Second, do not minimize the situation by telling your child to ignore it and just to walk away. That is easier said than done. Third, go to your child's school and talk about it. This is one situation where it is up to the adults, not the child to solve the problem. Encourage the school to seek solutions. Do not accept the point of view that bullying is normal and therefore not the school's problem. Bullying is not normal. Severe punishment, policing, and strict rules forbidding their behavior will not cause bullies to relinquish their roles. It confirms them. These techniques merely put adults into the role of bullies. There are more proven successful solutions. One is the "No Blame Approach" advocated by Barbara Maines and George Robinson in England. Their view is that bullies will only relinquish their dominance gained at the expense of others by the development of higher values such as empathy and consideration. This very effective program begins by a teacher or counselor listening very carefully to the bullying victim in private.

No child deserves to be made unhappy by constantly being teased and left out of the social group.

The circumstances, like who did what, are not important but how the victim feels about what happens is. If possible, the victim should portray how he or she feels by writing it down as a story, drawing a picture about it or making up a poem. Next the teacher has a meeting with six or eight students including those involved either as the bullies, spectators who colluded by not intervening or just observers. The victim does not attend this meeting.

The teacher makes it clear that nobody is going to be blamed or punished.

They are going to talk about how the victim feels because this group can do something about helping the victim. Time is not spent on getting details about what happened, who said what, who started it and so forth.

Rather, the teacher recounts the victim's story in a clear way so that the distress is described. The teacher conveys to the students that they are not bad and can help the victim. The teacher then asks each member of the group to make suggestions about what he or she could do that might help.

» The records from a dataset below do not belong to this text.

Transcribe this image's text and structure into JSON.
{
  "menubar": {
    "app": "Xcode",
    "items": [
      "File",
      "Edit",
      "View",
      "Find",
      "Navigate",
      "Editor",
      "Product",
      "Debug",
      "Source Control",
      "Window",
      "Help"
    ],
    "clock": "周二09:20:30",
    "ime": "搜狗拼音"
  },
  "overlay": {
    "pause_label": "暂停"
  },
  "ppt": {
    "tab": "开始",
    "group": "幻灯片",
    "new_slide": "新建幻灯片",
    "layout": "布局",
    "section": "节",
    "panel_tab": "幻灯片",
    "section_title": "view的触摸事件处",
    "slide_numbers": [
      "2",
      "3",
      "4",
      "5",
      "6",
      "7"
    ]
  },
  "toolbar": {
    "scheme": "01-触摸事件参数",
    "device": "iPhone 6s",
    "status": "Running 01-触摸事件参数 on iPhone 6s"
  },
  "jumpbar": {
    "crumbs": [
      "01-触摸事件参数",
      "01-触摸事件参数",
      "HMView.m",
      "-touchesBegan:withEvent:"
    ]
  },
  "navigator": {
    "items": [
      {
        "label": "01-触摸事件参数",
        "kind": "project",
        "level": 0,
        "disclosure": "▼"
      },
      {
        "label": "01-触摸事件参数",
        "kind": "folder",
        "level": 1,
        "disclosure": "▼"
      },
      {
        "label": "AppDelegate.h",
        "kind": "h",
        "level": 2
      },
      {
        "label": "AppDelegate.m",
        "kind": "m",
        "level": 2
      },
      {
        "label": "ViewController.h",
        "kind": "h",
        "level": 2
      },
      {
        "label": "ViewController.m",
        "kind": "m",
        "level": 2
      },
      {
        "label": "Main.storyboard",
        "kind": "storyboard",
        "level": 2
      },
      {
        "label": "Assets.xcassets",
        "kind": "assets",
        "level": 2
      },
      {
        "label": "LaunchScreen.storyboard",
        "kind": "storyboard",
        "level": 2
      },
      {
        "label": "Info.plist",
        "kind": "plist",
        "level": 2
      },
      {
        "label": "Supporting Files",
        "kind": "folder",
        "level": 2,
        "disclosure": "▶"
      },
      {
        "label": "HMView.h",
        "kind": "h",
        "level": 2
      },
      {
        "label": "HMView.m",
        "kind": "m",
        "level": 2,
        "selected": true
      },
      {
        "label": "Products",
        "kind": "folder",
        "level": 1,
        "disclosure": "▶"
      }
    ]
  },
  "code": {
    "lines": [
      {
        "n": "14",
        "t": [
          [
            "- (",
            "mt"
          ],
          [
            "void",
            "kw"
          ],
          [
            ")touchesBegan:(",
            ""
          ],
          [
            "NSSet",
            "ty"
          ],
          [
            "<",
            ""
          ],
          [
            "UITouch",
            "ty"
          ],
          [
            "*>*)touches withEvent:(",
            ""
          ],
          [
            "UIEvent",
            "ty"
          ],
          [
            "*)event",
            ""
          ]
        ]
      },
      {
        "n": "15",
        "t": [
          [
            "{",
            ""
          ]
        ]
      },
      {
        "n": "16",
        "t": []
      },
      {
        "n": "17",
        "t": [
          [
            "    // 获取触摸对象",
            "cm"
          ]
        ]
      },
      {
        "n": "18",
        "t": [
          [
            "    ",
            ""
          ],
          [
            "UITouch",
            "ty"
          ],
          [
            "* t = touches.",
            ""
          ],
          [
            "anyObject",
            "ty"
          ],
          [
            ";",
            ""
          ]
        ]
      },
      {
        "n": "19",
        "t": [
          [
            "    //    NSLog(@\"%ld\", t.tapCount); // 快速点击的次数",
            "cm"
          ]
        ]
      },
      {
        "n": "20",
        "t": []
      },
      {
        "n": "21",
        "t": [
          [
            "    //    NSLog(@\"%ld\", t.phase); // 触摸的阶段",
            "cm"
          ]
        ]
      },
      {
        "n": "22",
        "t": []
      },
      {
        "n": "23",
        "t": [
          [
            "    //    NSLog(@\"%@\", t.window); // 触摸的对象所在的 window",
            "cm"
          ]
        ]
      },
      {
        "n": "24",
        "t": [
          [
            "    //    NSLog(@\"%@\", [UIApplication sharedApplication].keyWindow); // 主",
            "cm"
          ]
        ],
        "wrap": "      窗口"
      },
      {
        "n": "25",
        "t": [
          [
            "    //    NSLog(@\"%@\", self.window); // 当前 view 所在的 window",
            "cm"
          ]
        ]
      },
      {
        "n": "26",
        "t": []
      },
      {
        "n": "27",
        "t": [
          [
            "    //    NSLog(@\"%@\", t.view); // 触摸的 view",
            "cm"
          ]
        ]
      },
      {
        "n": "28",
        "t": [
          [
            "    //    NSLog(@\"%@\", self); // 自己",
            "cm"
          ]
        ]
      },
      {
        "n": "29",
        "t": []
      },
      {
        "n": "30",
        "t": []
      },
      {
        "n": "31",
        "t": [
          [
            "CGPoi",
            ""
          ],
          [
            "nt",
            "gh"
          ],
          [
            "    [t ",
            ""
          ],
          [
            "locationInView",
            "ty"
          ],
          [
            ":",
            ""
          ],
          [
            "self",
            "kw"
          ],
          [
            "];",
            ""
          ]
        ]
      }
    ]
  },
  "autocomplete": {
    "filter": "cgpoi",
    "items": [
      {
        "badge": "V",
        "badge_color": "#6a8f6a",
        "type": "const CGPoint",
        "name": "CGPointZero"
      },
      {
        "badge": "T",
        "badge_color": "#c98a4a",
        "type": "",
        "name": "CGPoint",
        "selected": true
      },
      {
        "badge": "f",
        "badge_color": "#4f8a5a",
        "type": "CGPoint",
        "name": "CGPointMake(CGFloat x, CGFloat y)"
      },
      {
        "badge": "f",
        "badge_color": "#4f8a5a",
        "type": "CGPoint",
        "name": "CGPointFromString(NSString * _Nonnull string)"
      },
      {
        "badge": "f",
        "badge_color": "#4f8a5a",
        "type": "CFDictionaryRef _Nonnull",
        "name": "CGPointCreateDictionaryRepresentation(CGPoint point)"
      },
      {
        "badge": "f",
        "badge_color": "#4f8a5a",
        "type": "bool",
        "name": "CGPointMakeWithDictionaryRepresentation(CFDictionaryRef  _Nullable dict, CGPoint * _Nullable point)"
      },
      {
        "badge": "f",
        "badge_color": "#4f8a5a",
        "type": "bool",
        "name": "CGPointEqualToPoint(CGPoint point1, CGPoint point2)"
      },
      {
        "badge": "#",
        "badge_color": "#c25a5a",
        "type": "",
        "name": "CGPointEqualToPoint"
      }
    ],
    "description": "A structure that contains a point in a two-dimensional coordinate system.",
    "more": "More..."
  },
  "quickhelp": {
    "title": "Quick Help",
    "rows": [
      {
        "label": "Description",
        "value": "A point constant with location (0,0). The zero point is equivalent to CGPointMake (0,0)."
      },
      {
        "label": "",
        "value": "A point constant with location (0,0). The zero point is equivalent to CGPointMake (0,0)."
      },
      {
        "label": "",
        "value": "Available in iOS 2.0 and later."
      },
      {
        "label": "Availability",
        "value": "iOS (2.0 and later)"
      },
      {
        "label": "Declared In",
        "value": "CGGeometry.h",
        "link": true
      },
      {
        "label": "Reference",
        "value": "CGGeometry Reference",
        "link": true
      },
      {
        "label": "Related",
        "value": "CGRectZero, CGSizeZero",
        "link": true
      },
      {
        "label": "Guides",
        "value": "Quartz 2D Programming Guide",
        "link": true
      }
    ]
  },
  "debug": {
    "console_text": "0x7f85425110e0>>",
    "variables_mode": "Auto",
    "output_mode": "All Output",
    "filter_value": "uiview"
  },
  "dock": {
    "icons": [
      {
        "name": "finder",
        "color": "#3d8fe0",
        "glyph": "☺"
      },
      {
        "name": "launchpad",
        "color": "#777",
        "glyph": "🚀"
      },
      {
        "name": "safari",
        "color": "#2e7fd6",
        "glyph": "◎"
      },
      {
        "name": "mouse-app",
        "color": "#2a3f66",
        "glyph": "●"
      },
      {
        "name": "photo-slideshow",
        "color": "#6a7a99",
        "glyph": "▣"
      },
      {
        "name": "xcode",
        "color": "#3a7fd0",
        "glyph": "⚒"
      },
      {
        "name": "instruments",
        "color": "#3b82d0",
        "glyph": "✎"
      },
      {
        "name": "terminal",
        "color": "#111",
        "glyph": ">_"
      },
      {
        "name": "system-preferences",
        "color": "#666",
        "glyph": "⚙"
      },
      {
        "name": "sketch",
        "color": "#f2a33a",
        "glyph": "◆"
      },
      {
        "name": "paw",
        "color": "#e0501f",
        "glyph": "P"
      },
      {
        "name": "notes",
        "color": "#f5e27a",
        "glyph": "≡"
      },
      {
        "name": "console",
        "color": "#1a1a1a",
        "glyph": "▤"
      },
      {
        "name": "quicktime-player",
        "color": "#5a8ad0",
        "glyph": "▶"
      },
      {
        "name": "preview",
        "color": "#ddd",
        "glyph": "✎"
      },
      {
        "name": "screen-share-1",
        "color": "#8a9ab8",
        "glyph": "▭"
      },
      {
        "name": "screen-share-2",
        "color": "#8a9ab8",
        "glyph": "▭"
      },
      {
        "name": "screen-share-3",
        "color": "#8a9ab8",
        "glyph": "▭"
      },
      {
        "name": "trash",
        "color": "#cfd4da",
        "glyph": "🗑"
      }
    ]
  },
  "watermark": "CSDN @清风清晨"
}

The teacher merely lists the ideas, she does not exact any promises. About a week later, the teacher meets each member of the group separately to find out how things are going.

Each meets individually so that the students do not place blame by saying that another student did not do what he said he was going to. At no time does this technique place blame. Nor does it waste time playing detective to find out who did what to whom. The program has proven to be very effective. Bullies have changed for the better. There are other programs available for schools.

One preventative program takes a similar no-blame approach and is entitled: "The Broken Toy". The students see a video depicting the bullying of a twelve year old boy.

The follow-up avoids preaching to the students but attempts to have them appreciate how the bullied child feels. Schools might also consider incorporating cooperative learning lessons into the curriculum as a way for students to learn and practice empathy and consideration of others.

This should be as important a part of their education as reading, writing and arithmetic.

Schools need to be concerned with producing citizens who function well in a democracy. Bullies are incapable of doing this well. And successful little bullies turn into adult bullies who are harder to change into responsible citizens.

First published in 1996